→ **Activity**: Return the lines below that carry the word "JSON".

Dataset rows for apps and sites:
%%

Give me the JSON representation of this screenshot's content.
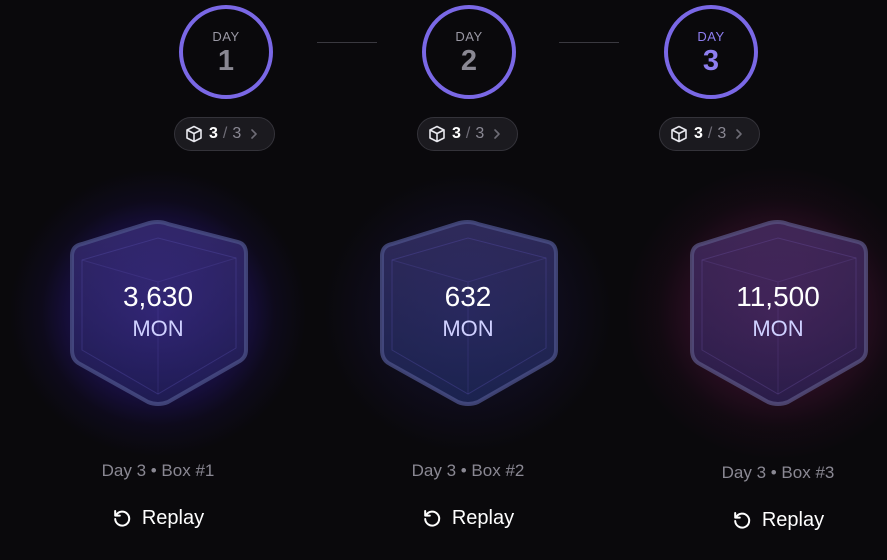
{
  "days": [
    {
      "label": "DAY",
      "number": "1",
      "active": false
    },
    {
      "label": "DAY",
      "number": "2",
      "active": false
    },
    {
      "label": "DAY",
      "number": "3",
      "active": true
    }
  ],
  "pills": [
    {
      "opened": "3",
      "separator": "/",
      "total": "3",
      "icon": "cube-icon"
    },
    {
      "opened": "3",
      "separator": "/",
      "total": "3",
      "icon": "cube-icon"
    },
    {
      "opened": "3",
      "separator": "/",
      "total": "3",
      "icon": "cube-icon"
    }
  ],
  "boxes": [
    {
      "amount": "3,630",
      "unit": "MON",
      "glow": "#5a2ee8",
      "caption": "Day 3 • Box #1",
      "replay_label": "Replay"
    },
    {
      "amount": "632",
      "unit": "MON",
      "glow": "#3a2a9a",
      "caption": "Day 3 • Box #2",
      "replay_label": "Replay"
    },
    {
      "amount": "11,500",
      "unit": "MON",
      "glow": "#7a1e5a",
      "caption": "Day 3 • Box #3",
      "replay_label": "Replay"
    }
  ],
  "colors": {
    "background": "#0a090c",
    "accent": "#7a68e6",
    "muted_text": "#8a8893"
  }
}
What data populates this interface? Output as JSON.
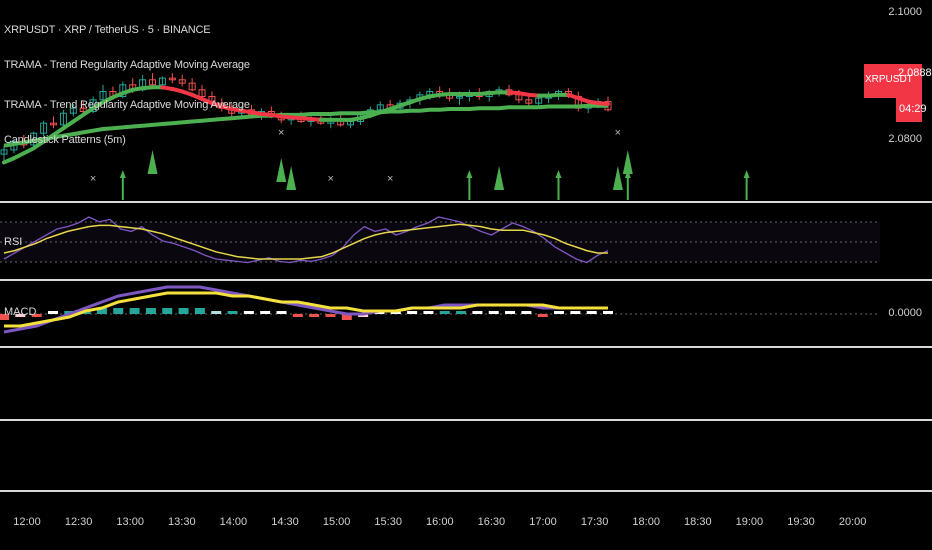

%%

→ **Exercise response**:
Give me the JSON representation of this screenshot's content.
What data populates this interface? Output as JSON.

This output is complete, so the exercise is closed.